Automobile technology is constantly on the move, and today’s vehicles are safer, more efficient, more powerful, and cleaner than ever before in history.
Tomorrow’s vehicles are here today, only they haven’t all congealed into a single marketable product. It usually goes that way with automobile technology. Theories abound until one company produces a product, and then everyone scrambles to improve on it, sometimes anyways. Take, for example, the Toyota Prius, the first hybrid electric vehicle, in 1997. Now, practically every automaker has at least one hybrid vehicle on the production line, even those who you’d never imagine getting into hybrid technology.
An interesting article appeared October 8th over on Edmunds.com, “6 Car Technologies That Will Revolutionize Driving in 10 Years,” and I got to thinking, will these reduce emissions in any way? Here are a couple I thought were noteworthy:
- Autonomous Vehicles
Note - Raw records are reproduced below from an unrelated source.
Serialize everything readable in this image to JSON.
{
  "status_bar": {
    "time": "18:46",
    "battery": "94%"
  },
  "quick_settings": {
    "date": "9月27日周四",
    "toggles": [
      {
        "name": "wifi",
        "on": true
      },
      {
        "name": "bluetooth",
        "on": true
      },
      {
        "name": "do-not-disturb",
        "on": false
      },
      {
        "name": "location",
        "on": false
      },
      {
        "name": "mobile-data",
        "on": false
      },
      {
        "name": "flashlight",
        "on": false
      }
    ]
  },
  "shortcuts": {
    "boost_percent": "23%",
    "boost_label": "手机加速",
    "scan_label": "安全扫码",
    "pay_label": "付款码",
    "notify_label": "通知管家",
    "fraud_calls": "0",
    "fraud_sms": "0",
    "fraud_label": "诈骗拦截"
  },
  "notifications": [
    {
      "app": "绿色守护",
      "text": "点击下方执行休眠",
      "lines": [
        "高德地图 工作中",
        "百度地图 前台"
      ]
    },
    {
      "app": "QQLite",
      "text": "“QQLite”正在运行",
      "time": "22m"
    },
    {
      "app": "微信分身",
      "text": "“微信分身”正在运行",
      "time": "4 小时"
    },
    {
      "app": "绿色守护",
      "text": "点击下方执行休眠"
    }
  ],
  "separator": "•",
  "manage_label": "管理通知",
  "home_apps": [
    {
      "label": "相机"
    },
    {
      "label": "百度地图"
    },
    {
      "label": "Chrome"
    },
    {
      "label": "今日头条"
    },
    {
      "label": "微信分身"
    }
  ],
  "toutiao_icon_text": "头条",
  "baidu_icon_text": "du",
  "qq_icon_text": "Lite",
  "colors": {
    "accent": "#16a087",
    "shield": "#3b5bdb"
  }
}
Besides, theoretically speaking, making vehicles safer for everyone on the road, autonomous vehicles should be able to do something that no HOV lane or public transportation system has been able to do – eliminate highway congestion and traffic jams. Vehicles run their most efficient when they are cruising around 55mph, but things seriously go south when people are dodging and weaving or exceeding the speed limit, which then leads to the exact opposite, stop-and-go traffic congestion or even traffic jams.
Autonomous vehicles could keep traffic flowing at a steady pace, which is great for everyone’s well-being. Tesla Motors CEO Elon Musk says that an autopilot function is years away, and Nissan has actually promised production of a fully autonomous vehicle by 2020. Reducing idle time and stop-and-go traffic also greatly reduces emissions associated with a typical commute. Who knows, maybe you can just sit back and enjoy that cup of coffee and catch up on your morning emails?
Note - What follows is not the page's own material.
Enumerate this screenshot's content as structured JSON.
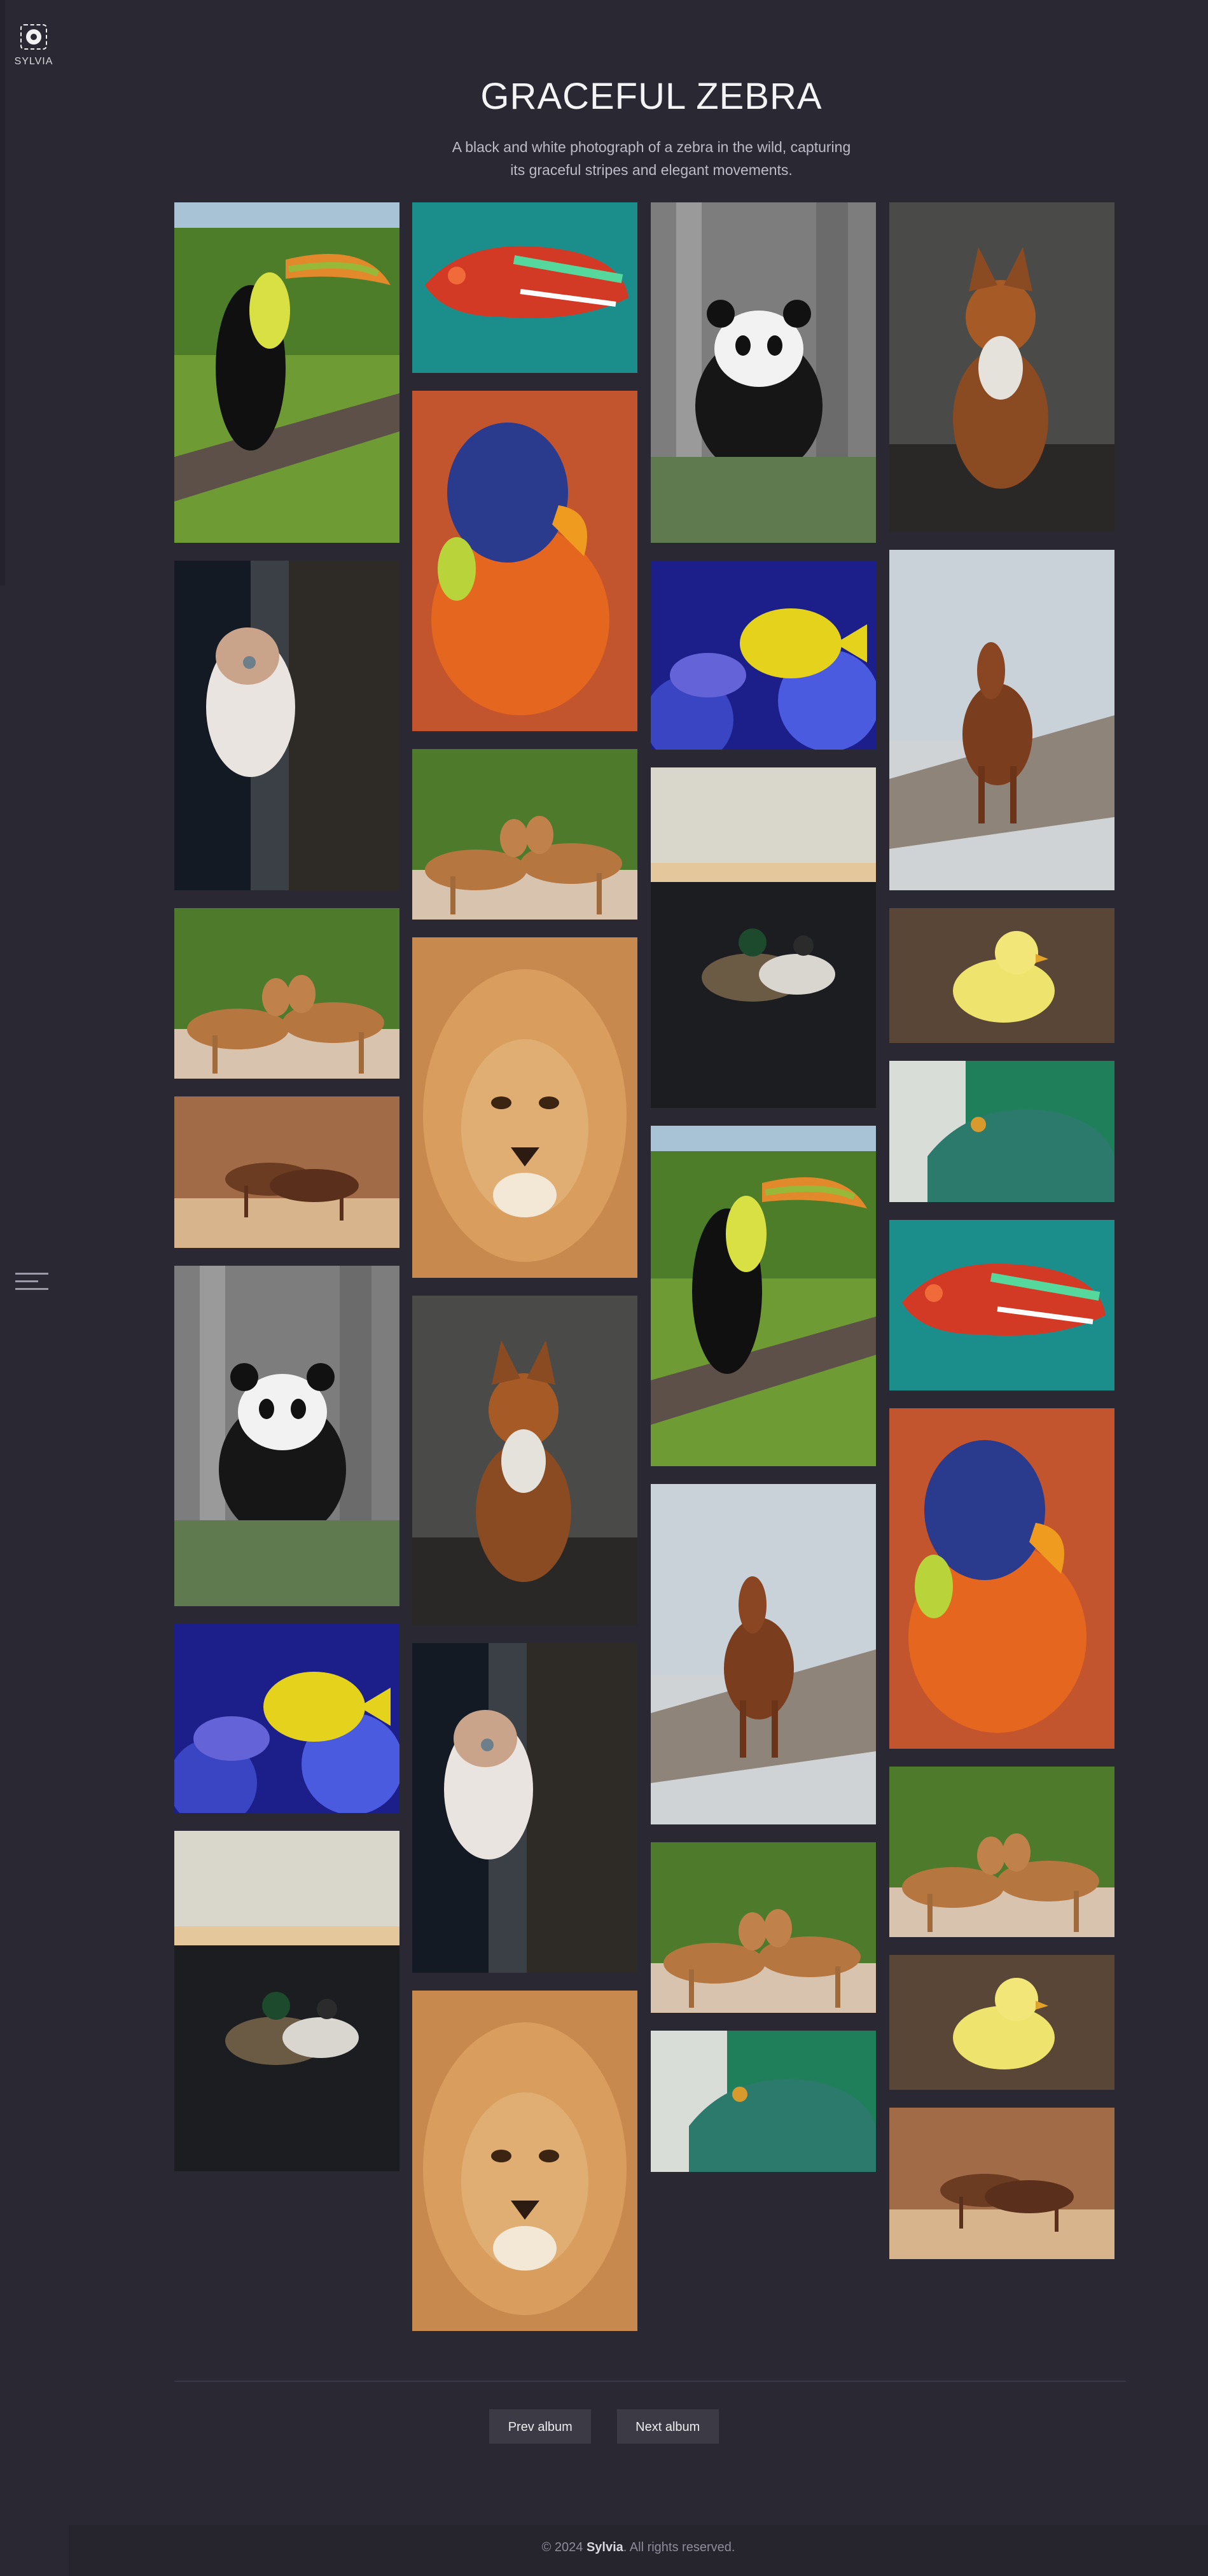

- Cheaper Electric Vehicles and Nationwide Quick-Charging Stations
The expense of the lithium-ion battery is probably the first objection people raise when considering electric vehicles. Charging infrastructure is probably the second. Those who can afford them, and learn how to drive them, absolutely love their electric vehicles. Making them cheaper and easier to use could only make them more appealing to the general public.
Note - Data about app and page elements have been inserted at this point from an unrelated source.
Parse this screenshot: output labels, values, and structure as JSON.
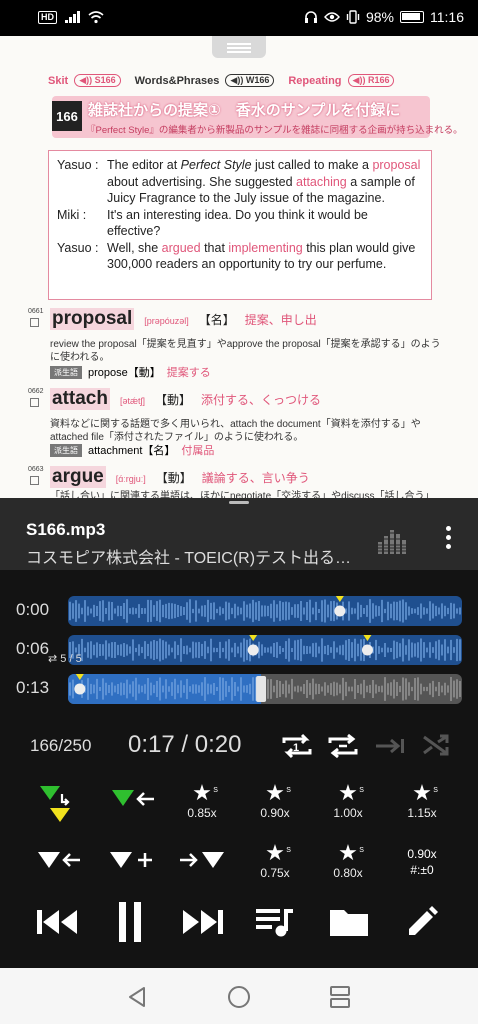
{
  "status": {
    "hd": "HD",
    "battery": "98%",
    "time": "11:16"
  },
  "document": {
    "tags": {
      "skit": "Skit",
      "skit_chip": "◀)) S166",
      "phrases": "Words&Phrases",
      "phrases_chip": "◀)) W166",
      "repeating": "Repeating",
      "repeating_chip": "◀)) R166"
    },
    "unit_number": "166",
    "unit_title": "雑誌社からの提案①　香水のサンプルを付録に",
    "unit_subtitle": "『Perfect Style』の編集者から新製品のサンプルを雑誌に同梱する企画が持ち込まれる。",
    "dialog": [
      {
        "speaker": "Yasuo :",
        "parts": [
          "The editor at ",
          "Perfect Style",
          " just called to make a ",
          "proposal",
          " about advertising. She suggested ",
          "attaching",
          " a sample of Juicy Fragrance to the July issue of the magazine."
        ]
      },
      {
        "speaker": "Miki :",
        "parts": [
          "It's an interesting idea. Do you think it would be effective?"
        ]
      },
      {
        "speaker": "Yasuo :",
        "parts": [
          "Well, she ",
          "argued",
          " that ",
          "implementing",
          " this plan would give 300,000 readers an opportunity to try our perfume."
        ]
      }
    ],
    "entries": [
      {
        "index": "0661",
        "word": "proposal",
        "pron": "[prəpóuzəl]",
        "pos": "【名】",
        "meaning": "提案、申し出",
        "desc": "review the proposal「提案を見直す」やapprove the proposal「提案を承認する」のように使われる。",
        "deriv_tag": "派生語",
        "deriv": "propose【動】",
        "deriv_meaning": "提案する"
      },
      {
        "index": "0662",
        "word": "attach",
        "pron": "[ətǽtʃ]",
        "pos": "【動】",
        "meaning": "添付する、くっつける",
        "desc": "資料などに関する話題で多く用いられ、attach the document「資料を添付する」やattached file「添付されたファイル」のように使われる。",
        "deriv_tag": "派生語",
        "deriv": "attachment【名】",
        "deriv_meaning": "付属品"
      },
      {
        "index": "0663",
        "word": "argue",
        "pron": "[ɑ́ːrgjuː]",
        "pos": "【動】",
        "meaning": "議論する、言い争う",
        "desc": "「話し合い」に関連する単語は、ほかにnegotiate「交渉する」やdiscuss「話し合う」"
      }
    ]
  },
  "player": {
    "file_name": "S166.mp3",
    "subtitle": "コスモピア株式会社 - TOEIC(R)テスト出る…",
    "wave_rows": [
      {
        "time": "0:00",
        "markers": [
          0.69
        ]
      },
      {
        "time": "0:06",
        "markers": [
          0.47,
          0.76
        ]
      },
      {
        "time": "0:13",
        "markers": [
          0.03
        ],
        "progress": 0.49
      }
    ],
    "loop_info": "5 / 5",
    "track_count": "166/250",
    "time_display": "0:17 / 0:20",
    "speed_buttons": [
      {
        "label": "0.85x"
      },
      {
        "label": "0.90x"
      },
      {
        "label": "1.00x"
      },
      {
        "label": "1.15x"
      },
      {
        "label": "0.75x"
      },
      {
        "label": "0.80x"
      }
    ],
    "speed_status_1": "0.90x",
    "speed_status_2": "#:±0",
    "colors": {
      "accent_blue": "#2f6fc2",
      "marker_yellow": "#f2e21e",
      "marker_green": "#2fbf2f",
      "pink": "#e0567a"
    }
  }
}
If researchers can formulate a new energy storage and charge package that is: a) at least as energy-dense as lithium-ion, b) cheaper than it is now, perhaps 30% or better, c) recharges in about half an hour, and d) is at least as abundant as the average gas station, it could go a long way toward increasing adoption of electric vehicles. Is that asking for a lot? Perhaps, but researchers are already working on these very things. Soon, an electric vehicle driver will be able to use his car exactly as he would a conventional vehicle, reducing emissions every mile.